Case Presentation: Reversible posterior leukoencephalopathy syndrome (RPLS) is characterized by a combination of clinical symptoms and radiographic findings. Clinical signs range from headaches and visual disturbances, to more classic seizures.1 Radiologic findings usually include vasogenic edema in the white matter of the posterior lobes of the brain, especially occipital and parietal.2 Multiple etiologies have been proposed for RPLS, including acute renal failure and immunosuppressive drugs, especially the calcineurin inhibitors cyclosporine and tacrolimus.1,3 Temsirolimus has not been documented as a common cause of RPLS.
We present a case of a 60 year-old male, recently diagnosed with metastatic renal cell carcinoma resulting in a right nephrectomy, presenting with acute renal failure secondary to obstructive uropathy from pyelonephritis of his remaining kidney. He suffered a cardiac arrest secondary to a rapidly accruing malignant pleural effusion and was resuscitated, requiring a short course of hemodialysis due to hypotensive kidney injury. Once recovered, he was started on temsirolimus, and within 48 hours developed status epilepticus. MRI confirmed vasogenic white matter edema in the parietal-occipital region, indicative of RPLS. Strict supportive care resulted in neurological recovery and the patient was discharged.

While renal failure has been associated with RPLS, the patient had been stabilized and was being weaned off of hemodialysis at the time of seizure. Given the proximity of chemotherapy, we propose that temsirolimus caused his RPLS. While cyclophosphamide and tacrolimus are well documented to cause RPLS, this would be one of the earliest cases to implicate temsirolimus.

Discussion: The diagnosis of RPLS is made based on the clinical presentation and neuroimaging. Its causes are diverse, but common precipitants are acute elevations of blood pressure, renal decompensation, fluid retention, and treatment with immunosuppressive drugs.
Generalized seizures or multiple discrete seizures are well documented as one of the most common clinical manifestations of RPLS. Anatomically, white matter lesions, especially vasogenic edema in the posterior parietal and occipital regions are the classic findings. (1,7,16). Given the presence and location of the edema, hypertensive encephalopathy has been studied as a contributor or associate to RPLS (1,2).
The mechanism by which immunosuppressive therapy can cause the RPLS is less clear. Leading hypotheses speculate that immunosuppressive agents could damage the blood–brain barrier resulting in edema. Such damage could result from direct toxic effects on endothelium; vasoconstriction caused by elaboration of endothelin, with results similar to eclampsia; and microthrombosis, akin to hemolytic–uremic syndrome.1

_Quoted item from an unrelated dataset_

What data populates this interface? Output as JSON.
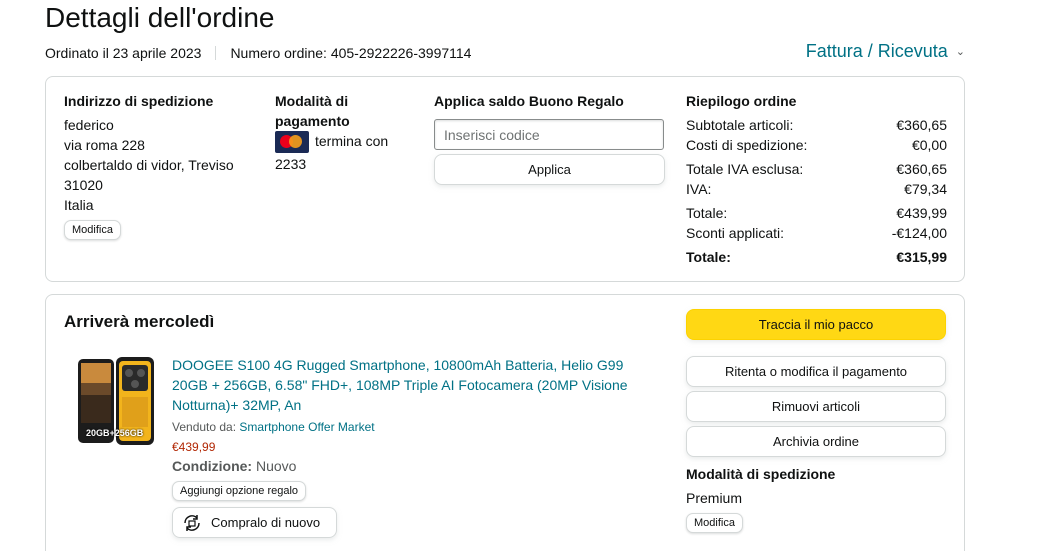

Conclusions: In this case, the etiology of RPLS may have been multifactorial. The patient did have metastatic disease, and he also suffered from acute renal failure requiring hemodialysis. However, he had stabilized and was being weaned from dialysis when he was given tamsirolimus. 48 hours later he seized. The proximity of the chemotherapy and the development of RPLF cannot be ignored. We propose that his neurologic event was most likely caused by tamsirolimus. While other calcineurin inhibitors have been implicated in RPLS and seizure triggering, this would be one of the early reports of tamsirolimus-induced RPLS.